__WHAT YOU HAVE TO DO__
Every line that contains "Discover" must be located and copied from the data.

[Data about app and page elements]

----------

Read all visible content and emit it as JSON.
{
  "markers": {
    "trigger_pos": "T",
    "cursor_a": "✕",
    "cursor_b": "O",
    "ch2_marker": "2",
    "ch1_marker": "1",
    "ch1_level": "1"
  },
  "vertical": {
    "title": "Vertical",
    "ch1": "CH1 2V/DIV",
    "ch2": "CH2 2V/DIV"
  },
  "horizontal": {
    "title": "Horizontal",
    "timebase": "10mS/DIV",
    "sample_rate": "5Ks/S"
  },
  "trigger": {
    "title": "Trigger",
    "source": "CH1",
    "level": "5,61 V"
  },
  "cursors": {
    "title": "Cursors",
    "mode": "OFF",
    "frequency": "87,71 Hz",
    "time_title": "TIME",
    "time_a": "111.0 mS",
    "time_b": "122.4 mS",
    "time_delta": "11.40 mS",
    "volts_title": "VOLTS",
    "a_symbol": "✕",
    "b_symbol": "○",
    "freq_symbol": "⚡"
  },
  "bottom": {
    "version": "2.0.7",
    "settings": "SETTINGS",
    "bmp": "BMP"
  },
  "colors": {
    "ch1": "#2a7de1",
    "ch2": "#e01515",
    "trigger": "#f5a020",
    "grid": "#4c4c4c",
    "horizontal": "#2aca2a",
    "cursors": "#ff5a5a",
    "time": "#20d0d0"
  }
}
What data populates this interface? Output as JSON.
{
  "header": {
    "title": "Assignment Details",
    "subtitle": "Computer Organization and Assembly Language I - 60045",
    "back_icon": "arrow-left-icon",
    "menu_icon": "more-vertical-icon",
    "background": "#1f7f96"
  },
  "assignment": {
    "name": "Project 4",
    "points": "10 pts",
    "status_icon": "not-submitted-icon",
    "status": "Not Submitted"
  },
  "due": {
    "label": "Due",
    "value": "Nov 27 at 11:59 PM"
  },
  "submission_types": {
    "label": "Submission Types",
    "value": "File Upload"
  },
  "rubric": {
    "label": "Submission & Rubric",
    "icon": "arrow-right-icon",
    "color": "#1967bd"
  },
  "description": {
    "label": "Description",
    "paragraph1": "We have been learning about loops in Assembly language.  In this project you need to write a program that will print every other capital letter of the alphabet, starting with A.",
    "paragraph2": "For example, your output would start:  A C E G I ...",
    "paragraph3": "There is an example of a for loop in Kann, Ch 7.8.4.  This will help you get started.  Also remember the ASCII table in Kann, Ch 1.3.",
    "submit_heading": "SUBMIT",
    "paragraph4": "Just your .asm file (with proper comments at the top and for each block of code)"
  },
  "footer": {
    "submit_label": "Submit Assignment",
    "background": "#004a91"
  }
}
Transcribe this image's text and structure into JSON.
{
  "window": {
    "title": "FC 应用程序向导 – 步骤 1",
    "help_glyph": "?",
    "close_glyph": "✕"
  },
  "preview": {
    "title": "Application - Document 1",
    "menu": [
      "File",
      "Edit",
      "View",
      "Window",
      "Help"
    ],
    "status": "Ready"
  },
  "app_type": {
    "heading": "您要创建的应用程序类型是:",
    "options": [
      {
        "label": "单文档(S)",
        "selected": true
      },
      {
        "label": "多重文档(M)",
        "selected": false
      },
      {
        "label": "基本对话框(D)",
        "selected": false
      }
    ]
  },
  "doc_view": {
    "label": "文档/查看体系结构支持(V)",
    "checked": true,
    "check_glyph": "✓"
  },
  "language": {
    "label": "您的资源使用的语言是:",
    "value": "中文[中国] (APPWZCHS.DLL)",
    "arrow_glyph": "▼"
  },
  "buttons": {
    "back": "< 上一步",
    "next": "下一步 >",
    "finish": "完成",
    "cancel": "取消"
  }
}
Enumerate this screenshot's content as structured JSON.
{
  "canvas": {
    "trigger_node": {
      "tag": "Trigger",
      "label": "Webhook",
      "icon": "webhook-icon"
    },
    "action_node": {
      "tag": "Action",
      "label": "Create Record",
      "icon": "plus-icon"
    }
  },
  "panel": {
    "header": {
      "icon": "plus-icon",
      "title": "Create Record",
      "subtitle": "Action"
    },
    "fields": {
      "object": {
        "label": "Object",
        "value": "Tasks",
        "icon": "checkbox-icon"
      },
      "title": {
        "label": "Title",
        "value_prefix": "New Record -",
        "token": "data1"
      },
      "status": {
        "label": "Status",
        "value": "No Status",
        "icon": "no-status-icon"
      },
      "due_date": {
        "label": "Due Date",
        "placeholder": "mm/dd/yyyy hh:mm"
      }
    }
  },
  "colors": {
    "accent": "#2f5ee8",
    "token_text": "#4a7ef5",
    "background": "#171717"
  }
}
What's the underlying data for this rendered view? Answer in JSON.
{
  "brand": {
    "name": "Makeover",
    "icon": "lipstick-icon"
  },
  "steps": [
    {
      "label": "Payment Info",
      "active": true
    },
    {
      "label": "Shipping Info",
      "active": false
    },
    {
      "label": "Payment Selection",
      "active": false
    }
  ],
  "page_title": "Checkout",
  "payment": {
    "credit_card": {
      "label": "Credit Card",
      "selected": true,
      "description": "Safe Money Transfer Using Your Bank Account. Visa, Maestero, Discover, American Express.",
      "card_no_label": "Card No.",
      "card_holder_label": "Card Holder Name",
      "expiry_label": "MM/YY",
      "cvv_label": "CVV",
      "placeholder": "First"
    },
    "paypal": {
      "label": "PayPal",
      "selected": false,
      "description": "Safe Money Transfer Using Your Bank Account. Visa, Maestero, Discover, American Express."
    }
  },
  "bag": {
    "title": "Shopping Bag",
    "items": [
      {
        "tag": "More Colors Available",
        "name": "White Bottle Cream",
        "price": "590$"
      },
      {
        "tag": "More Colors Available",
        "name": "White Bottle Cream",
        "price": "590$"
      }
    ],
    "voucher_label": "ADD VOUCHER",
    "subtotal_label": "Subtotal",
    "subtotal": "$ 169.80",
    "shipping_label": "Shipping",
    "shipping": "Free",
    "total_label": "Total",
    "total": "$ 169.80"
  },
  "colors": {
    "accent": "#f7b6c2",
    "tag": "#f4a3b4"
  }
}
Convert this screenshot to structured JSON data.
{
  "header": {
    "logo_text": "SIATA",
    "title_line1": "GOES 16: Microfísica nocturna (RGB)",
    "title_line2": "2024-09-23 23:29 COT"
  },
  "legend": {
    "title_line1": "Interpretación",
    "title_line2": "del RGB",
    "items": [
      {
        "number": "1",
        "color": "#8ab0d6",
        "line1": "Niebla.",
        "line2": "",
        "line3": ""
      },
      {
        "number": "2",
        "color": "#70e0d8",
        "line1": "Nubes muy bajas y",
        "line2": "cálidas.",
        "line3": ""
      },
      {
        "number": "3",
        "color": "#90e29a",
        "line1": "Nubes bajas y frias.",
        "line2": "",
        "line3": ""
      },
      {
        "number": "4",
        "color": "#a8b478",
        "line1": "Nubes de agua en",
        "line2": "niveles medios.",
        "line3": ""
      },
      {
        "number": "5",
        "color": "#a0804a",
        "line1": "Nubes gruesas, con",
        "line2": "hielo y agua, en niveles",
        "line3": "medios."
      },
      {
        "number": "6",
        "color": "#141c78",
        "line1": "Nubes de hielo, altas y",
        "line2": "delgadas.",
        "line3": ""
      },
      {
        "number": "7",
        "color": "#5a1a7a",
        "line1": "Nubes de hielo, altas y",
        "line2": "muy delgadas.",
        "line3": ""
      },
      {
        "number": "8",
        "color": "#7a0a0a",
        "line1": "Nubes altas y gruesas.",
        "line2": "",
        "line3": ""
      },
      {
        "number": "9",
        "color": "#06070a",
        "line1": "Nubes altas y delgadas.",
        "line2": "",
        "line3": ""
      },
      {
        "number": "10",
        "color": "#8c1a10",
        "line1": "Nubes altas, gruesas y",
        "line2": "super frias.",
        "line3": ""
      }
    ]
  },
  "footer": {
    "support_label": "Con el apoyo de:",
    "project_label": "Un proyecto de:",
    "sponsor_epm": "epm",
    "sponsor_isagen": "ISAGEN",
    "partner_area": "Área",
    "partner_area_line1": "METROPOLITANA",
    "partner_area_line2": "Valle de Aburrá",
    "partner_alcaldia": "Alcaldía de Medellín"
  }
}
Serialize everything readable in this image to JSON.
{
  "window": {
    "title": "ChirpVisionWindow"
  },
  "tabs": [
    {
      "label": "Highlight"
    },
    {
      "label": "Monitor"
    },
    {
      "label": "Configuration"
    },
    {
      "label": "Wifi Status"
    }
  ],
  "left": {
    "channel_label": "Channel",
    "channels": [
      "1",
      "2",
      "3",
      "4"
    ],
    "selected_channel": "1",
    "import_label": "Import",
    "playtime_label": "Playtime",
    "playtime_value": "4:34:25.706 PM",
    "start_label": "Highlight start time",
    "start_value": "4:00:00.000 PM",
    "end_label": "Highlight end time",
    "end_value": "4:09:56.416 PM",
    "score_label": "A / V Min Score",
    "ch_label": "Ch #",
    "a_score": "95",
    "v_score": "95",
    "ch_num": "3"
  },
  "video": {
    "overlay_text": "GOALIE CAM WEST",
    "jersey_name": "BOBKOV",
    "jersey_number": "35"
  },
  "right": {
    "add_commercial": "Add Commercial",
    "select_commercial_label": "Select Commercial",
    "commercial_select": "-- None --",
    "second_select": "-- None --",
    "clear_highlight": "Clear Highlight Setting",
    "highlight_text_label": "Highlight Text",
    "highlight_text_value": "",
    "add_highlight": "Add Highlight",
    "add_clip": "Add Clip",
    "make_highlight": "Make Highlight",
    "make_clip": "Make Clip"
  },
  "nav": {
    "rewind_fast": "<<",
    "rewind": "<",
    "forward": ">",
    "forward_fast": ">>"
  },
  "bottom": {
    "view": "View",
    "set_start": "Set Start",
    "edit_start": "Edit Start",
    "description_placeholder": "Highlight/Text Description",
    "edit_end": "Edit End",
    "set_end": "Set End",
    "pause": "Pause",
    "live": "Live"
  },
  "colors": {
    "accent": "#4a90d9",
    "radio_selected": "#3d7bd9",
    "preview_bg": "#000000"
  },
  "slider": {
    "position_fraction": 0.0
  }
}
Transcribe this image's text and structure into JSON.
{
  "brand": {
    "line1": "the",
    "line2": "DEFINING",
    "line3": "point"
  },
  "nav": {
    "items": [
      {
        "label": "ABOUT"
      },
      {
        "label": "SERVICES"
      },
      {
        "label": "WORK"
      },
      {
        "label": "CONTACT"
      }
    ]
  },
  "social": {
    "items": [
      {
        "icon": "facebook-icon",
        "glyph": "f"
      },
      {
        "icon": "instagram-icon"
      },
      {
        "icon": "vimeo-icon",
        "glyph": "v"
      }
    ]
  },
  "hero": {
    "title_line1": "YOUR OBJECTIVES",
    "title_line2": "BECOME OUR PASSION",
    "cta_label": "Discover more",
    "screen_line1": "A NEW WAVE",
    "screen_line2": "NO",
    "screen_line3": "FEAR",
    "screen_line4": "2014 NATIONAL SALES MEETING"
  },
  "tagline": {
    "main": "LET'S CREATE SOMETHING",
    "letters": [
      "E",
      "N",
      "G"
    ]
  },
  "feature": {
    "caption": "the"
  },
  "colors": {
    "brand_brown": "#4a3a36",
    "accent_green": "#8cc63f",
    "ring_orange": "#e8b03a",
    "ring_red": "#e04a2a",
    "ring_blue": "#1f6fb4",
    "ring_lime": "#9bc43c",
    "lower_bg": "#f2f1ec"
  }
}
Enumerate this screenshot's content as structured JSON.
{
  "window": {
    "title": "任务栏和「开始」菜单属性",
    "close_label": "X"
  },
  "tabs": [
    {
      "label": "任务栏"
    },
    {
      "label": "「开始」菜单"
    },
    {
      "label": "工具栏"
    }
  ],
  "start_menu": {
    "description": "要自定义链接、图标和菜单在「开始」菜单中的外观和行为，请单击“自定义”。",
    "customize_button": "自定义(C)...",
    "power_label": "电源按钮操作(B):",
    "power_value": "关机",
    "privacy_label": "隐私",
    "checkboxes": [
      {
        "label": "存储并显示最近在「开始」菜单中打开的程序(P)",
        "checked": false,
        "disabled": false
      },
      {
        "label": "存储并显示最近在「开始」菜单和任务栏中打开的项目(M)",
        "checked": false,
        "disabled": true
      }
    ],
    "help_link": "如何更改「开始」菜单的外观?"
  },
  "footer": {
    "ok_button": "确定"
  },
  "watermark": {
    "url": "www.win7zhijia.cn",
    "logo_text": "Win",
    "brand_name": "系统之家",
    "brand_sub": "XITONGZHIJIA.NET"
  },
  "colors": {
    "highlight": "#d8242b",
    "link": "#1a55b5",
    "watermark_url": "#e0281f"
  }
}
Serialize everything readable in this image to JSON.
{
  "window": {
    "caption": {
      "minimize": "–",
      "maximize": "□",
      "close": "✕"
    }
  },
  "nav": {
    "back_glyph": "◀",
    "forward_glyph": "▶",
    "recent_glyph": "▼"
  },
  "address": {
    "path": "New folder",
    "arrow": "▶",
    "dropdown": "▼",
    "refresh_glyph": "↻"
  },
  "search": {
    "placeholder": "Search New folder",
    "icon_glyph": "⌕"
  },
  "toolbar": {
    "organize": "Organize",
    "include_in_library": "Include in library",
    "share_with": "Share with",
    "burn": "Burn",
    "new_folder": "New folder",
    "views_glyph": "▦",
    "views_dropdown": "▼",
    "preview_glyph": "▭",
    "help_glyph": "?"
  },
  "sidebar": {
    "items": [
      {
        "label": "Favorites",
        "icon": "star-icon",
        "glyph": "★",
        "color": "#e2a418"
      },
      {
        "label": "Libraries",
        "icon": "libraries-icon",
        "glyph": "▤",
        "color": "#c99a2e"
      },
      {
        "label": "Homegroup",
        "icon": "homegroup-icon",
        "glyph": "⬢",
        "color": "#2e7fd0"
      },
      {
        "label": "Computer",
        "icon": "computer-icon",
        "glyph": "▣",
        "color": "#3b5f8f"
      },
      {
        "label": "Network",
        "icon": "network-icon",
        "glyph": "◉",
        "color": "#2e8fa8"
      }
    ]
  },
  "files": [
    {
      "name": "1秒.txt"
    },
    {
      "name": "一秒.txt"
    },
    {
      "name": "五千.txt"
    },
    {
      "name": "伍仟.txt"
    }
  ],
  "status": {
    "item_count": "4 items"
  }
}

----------

__TASK OUTPUT__
      "description": "Safe Money Transfer Using Your Bank Account. Visa, Maestero, Discover, American Express.",
      "description": "Safe Money Transfer Using Your Bank Account. Visa, Maestero, Discover, American Express."
    "cta_label": "Discover more",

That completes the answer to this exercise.